What you should do —
The answer must be every line of the records below that contains the word "kind".

Provided material —
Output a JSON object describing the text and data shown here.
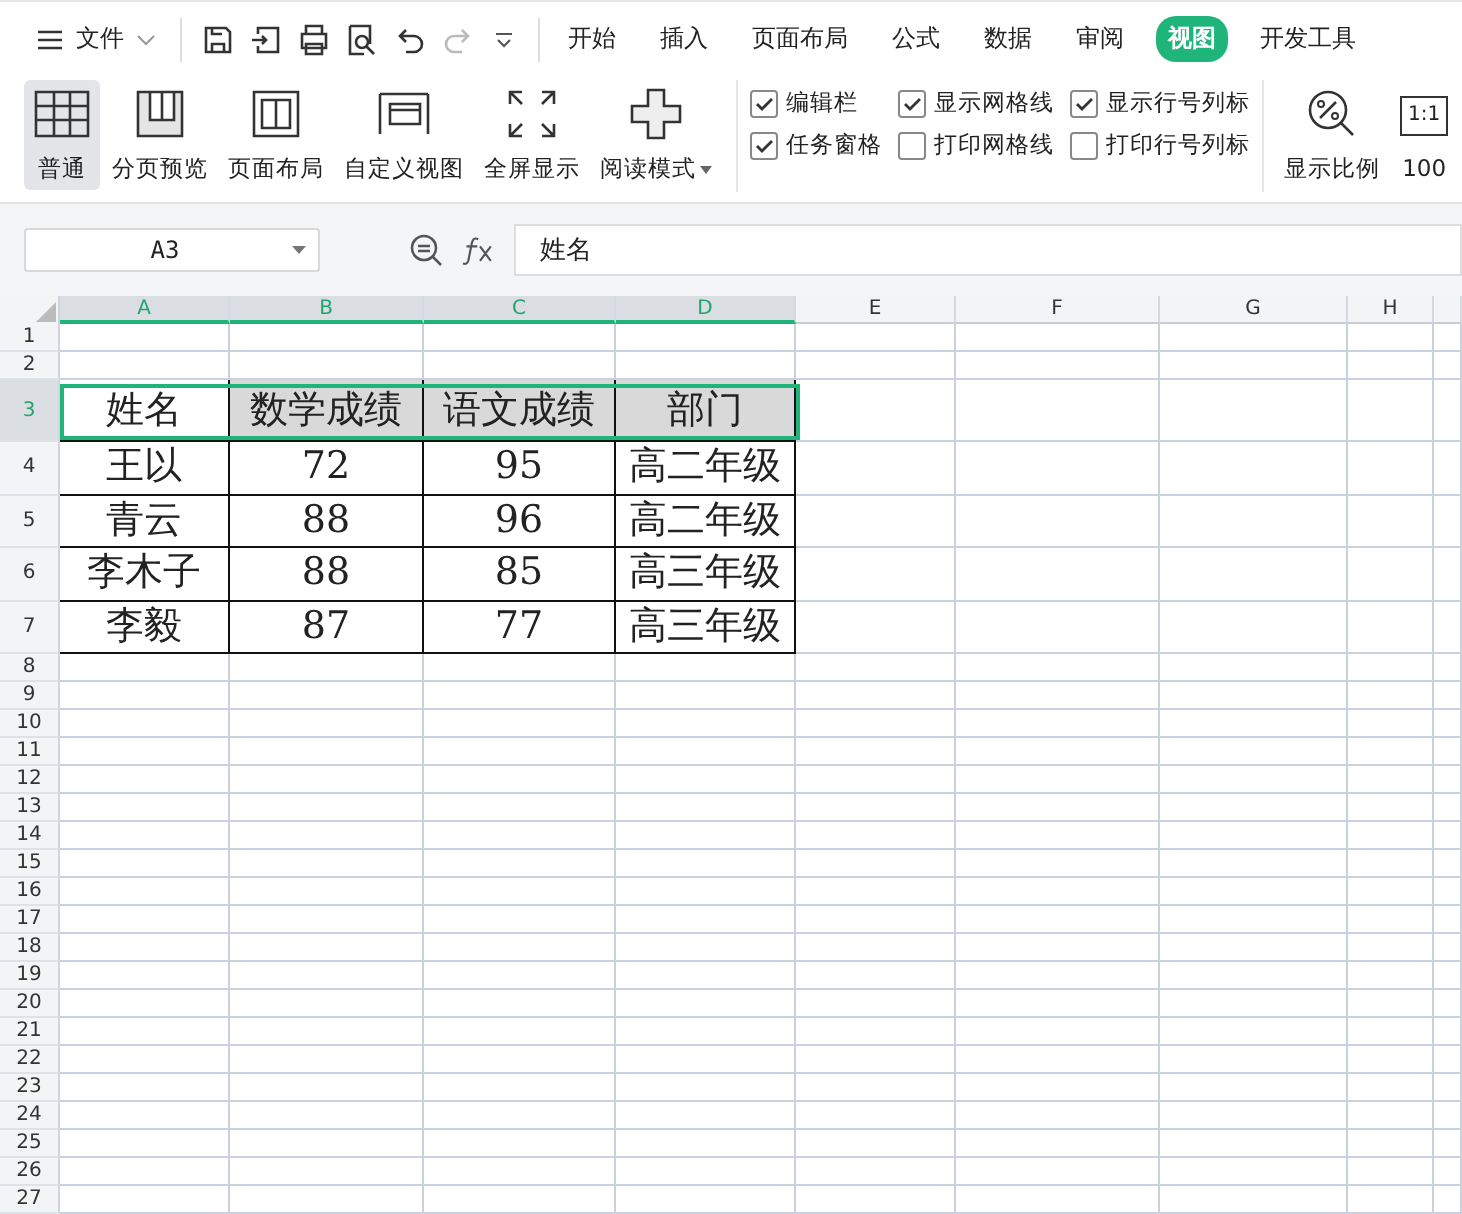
{
  "menu": {
    "label": "文件"
  },
  "tabs": [
    {
      "label": "开始",
      "selected": false
    },
    {
      "label": "插入",
      "selected": false
    },
    {
      "label": "页面布局",
      "selected": false
    },
    {
      "label": "公式",
      "selected": false
    },
    {
      "label": "数据",
      "selected": false
    },
    {
      "label": "审阅",
      "selected": false
    },
    {
      "label": "视图",
      "selected": true
    },
    {
      "label": "开发工具",
      "selected": false
    }
  ],
  "view_buttons": [
    {
      "kind": "grid",
      "label": "普通",
      "selected": true,
      "dropdown": false
    },
    {
      "kind": "pagebreak",
      "label": "分页预览",
      "selected": false,
      "dropdown": false
    },
    {
      "kind": "layout",
      "label": "页面布局",
      "selected": false,
      "dropdown": false
    },
    {
      "kind": "custom",
      "label": "自定义视图",
      "selected": false,
      "dropdown": false
    },
    {
      "kind": "fullscreen",
      "label": "全屏显示",
      "selected": false,
      "dropdown": false
    },
    {
      "kind": "reading",
      "label": "阅读模式",
      "selected": false,
      "dropdown": true
    }
  ],
  "checkboxes": [
    {
      "label": "编辑栏",
      "checked": true
    },
    {
      "label": "显示网格线",
      "checked": true
    },
    {
      "label": "显示行号列标",
      "checked": true
    },
    {
      "label": "任务窗格",
      "checked": true
    },
    {
      "label": "打印网格线",
      "checked": false
    },
    {
      "label": "打印行号列标",
      "checked": false
    }
  ],
  "zoom": {
    "label": "显示比例"
  },
  "actual_size": {
    "icon_text": "1:1",
    "label": "100"
  },
  "name_box": {
    "value": "A3"
  },
  "formula": {
    "value": "姓名"
  },
  "columns": [
    {
      "label": "A",
      "selected": true
    },
    {
      "label": "B",
      "selected": true
    },
    {
      "label": "C",
      "selected": true
    },
    {
      "label": "D",
      "selected": true
    },
    {
      "label": "E",
      "selected": false
    },
    {
      "label": "F",
      "selected": false
    },
    {
      "label": "G",
      "selected": false
    },
    {
      "label": "H",
      "selected": false
    }
  ],
  "rows": [
    {
      "number": "1",
      "selected": false
    },
    {
      "number": "2",
      "selected": false
    },
    {
      "number": "3",
      "selected": true,
      "cells": [
        {
          "text": "姓名",
          "shaded": false
        },
        {
          "text": "数学成绩",
          "shaded": true
        },
        {
          "text": "语文成绩",
          "shaded": true
        },
        {
          "text": "部门",
          "shaded": true
        }
      ]
    },
    {
      "number": "4",
      "selected": false,
      "cells": [
        {
          "text": "王以",
          "shaded": false
        },
        {
          "text": "72",
          "shaded": false
        },
        {
          "text": "95",
          "shaded": false
        },
        {
          "text": "高二年级",
          "shaded": false
        }
      ]
    },
    {
      "number": "5",
      "selected": false,
      "cells": [
        {
          "text": "青云",
          "shaded": false
        },
        {
          "text": "88",
          "shaded": false
        },
        {
          "text": "96",
          "shaded": false
        },
        {
          "text": "高二年级",
          "shaded": false
        }
      ]
    },
    {
      "number": "6",
      "selected": false,
      "cells": [
        {
          "text": "李木子",
          "shaded": false
        },
        {
          "text": "88",
          "shaded": false
        },
        {
          "text": "85",
          "shaded": false
        },
        {
          "text": "高三年级",
          "shaded": false
        }
      ]
    },
    {
      "number": "7",
      "selected": false,
      "cells": [
        {
          "text": "李毅",
          "shaded": false
        },
        {
          "text": "87",
          "shaded": false
        },
        {
          "text": "77",
          "shaded": false
        },
        {
          "text": "高三年级",
          "shaded": false
        }
      ]
    },
    {
      "number": "8",
      "selected": false
    },
    {
      "number": "9",
      "selected": false
    },
    {
      "number": "10",
      "selected": false
    },
    {
      "number": "11",
      "selected": false
    },
    {
      "number": "12",
      "selected": false
    },
    {
      "number": "13",
      "selected": false
    },
    {
      "number": "14",
      "selected": false
    },
    {
      "number": "15",
      "selected": false
    },
    {
      "number": "16",
      "selected": false
    },
    {
      "number": "17",
      "selected": false
    },
    {
      "number": "18",
      "selected": false
    },
    {
      "number": "19",
      "selected": false
    },
    {
      "number": "20",
      "selected": false
    },
    {
      "number": "21",
      "selected": false
    },
    {
      "number": "22",
      "selected": false
    },
    {
      "number": "23",
      "selected": false
    },
    {
      "number": "24",
      "selected": false
    },
    {
      "number": "25",
      "selected": false
    },
    {
      "number": "26",
      "selected": false
    },
    {
      "number": "27",
      "selected": false
    }
  ]
}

Response —
      "kind": "grid",
      "kind": "pagebreak",
      "kind": "layout",
      "kind": "custom",
      "kind": "fullscreen",
      "kind": "reading",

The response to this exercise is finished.